> _What is being asked_
Below are some entries; reproduce them exactly and leave every picture out.

(Beginning of Data extract)

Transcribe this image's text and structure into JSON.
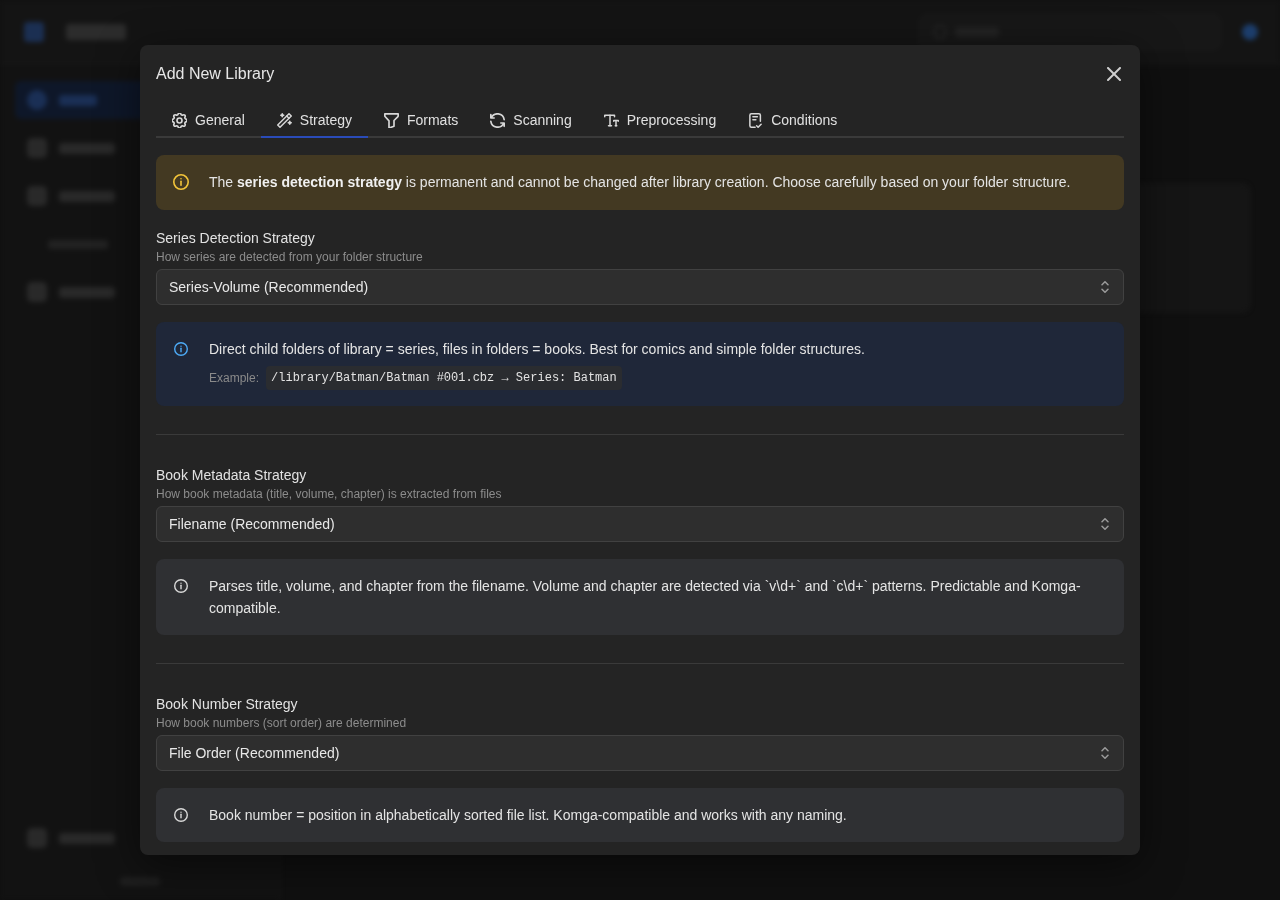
{
  "dialog": {
    "title": "Add New Library",
    "tabs": [
      {
        "label": "General",
        "selected": false
      },
      {
        "label": "Strategy",
        "selected": true
      },
      {
        "label": "Formats",
        "selected": false
      },
      {
        "label": "Scanning",
        "selected": false
      },
      {
        "label": "Preprocessing",
        "selected": false
      },
      {
        "label": "Conditions",
        "selected": false
      }
    ],
    "alert": {
      "text": "The **series detection strategy** is permanent and cannot be changed after library creation. Choose carefully based on your folder structure."
    },
    "sections": [
      {
        "label": "Series Detection Strategy",
        "description": "How series are detected from your folder structure",
        "value": "Series-Volume (Recommended)",
        "info": {
          "kind": "highlight",
          "text": "Direct child folders of library = series, files in folders = books. Best for comics and simple folder structures.",
          "example_label": "Example:",
          "example": "/library/Batman/Batman #001.cbz → Series: Batman"
        }
      },
      {
        "label": "Book Metadata Strategy",
        "description": "How book metadata (title, volume, chapter) is extracted from files",
        "value": "Filename (Recommended)",
        "info": {
          "kind": "neutral",
          "text": "Parses title, volume, and chapter from the filename. Volume and chapter are detected via `v\\d+` and `c\\d+` patterns. Predictable and Komga-compatible."
        }
      },
      {
        "label": "Book Number Strategy",
        "description": "How book numbers (sort order) are determined",
        "value": "File Order (Recommended)",
        "info": {
          "kind": "neutral",
          "text": "Book number = position in alphabetically sorted file list. Komga-compatible and works with any naming."
        }
      }
    ]
  }
}
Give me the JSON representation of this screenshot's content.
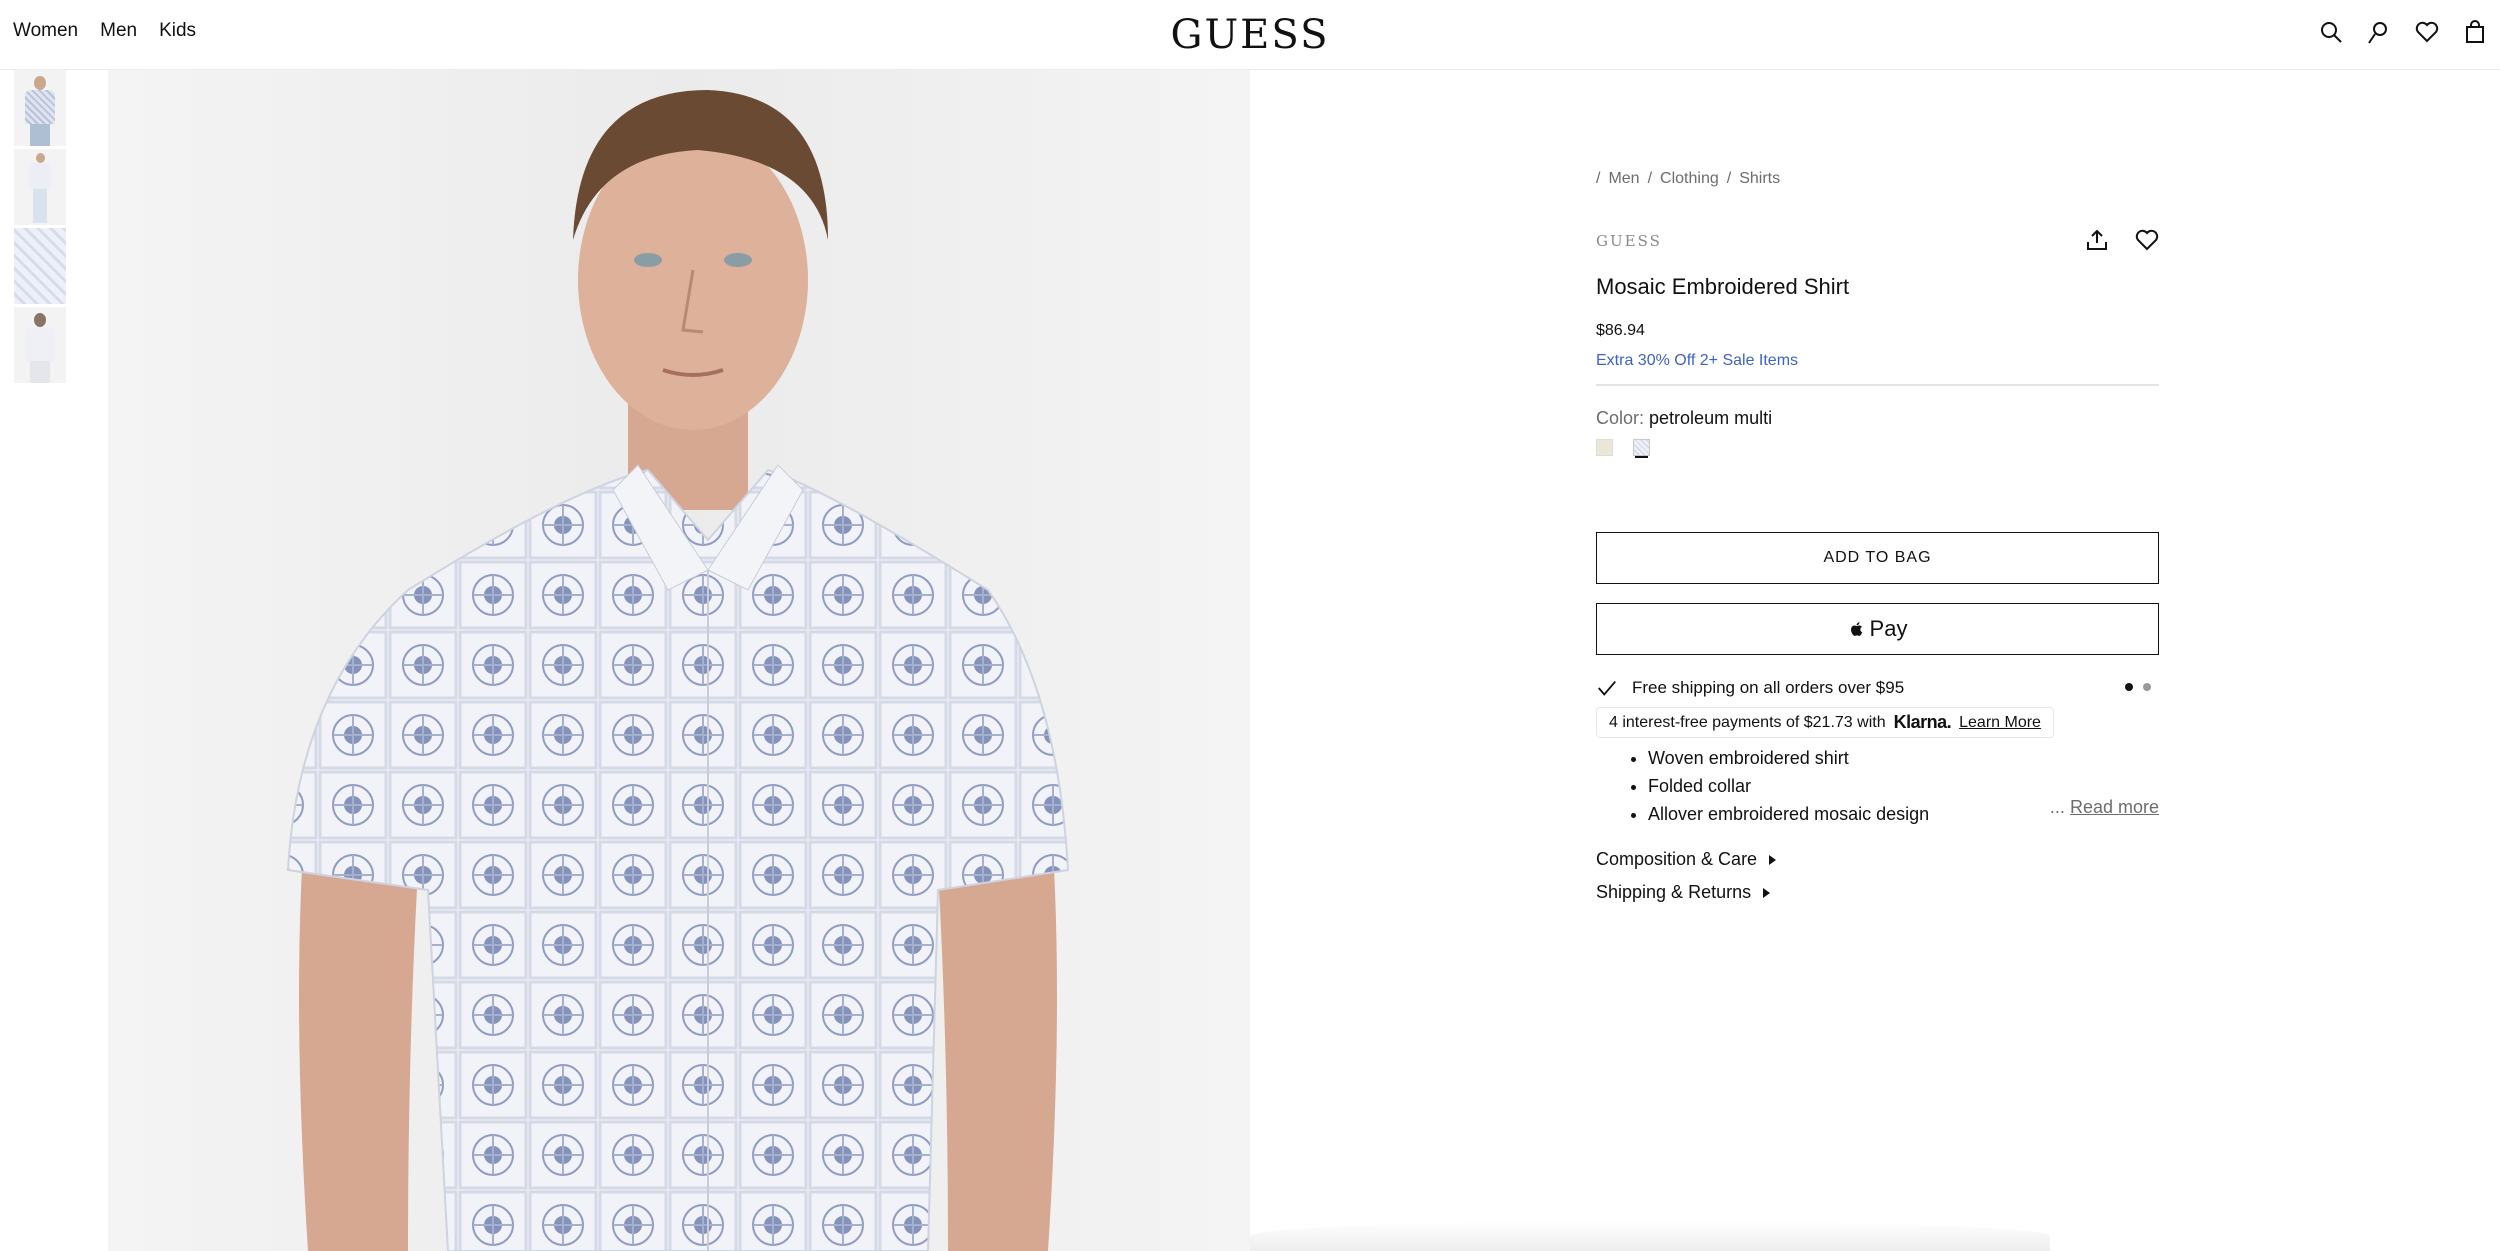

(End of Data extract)

> _Output below_
Transcribe this image's text and structure into JSON.
{
  "dialog": {
    "title": "Add New Library",
    "tabs": [
      {
        "label": "General",
        "selected": false
      },
      {
        "label": "Strategy",
        "selected": true
      },
      {
        "label": "Formats",
        "selected": false
      },
      {
        "label": "Scanning",
        "selected": false
      },
      {
        "label": "Preprocessing",
        "selected": false
      },
      {
        "label": "Conditions",
        "selected": false
      }
    ],
    "alert": {
      "text": "The **series detection strategy** is permanent and cannot be changed after library creation. Choose carefully based on your folder structure."
    },
    "sections": [
      {
        "label": "Series Detection Strategy",
        "description": "How series are detected from your folder structure",
        "value": "Series-Volume (Recommended)",
        "info": {
          "kind": "highlight",
          "text": "Direct child folders of library = series, files in folders = books. Best for comics and simple folder structures.",
          "example_label": "Example:",
          "example": "/library/Batman/Batman #001.cbz → Series: Batman"
        }
      },
      {
        "label": "Book Metadata Strategy",
        "description": "How book metadata (title, volume, chapter) is extracted from files",
        "value": "Filename (Recommended)",
        "info": {
          "kind": "neutral",
          "text": "Parses title, volume, and chapter from the filename. Volume and chapter are detected via `v\\d+` and `c\\d+` patterns. Predictable and Komga-compatible."
        }
      },
      {
        "label": "Book Number Strategy",
        "description": "How book numbers (sort order) are determined",
        "value": "File Order (Recommended)",
        "info": {
          "kind": "neutral",
          "text": "Book number = position in alphabetically sorted file list. Komga-compatible and works with any naming."
        }
      }
    ]
  }
}
Give me the JSON representation of this screenshot's content.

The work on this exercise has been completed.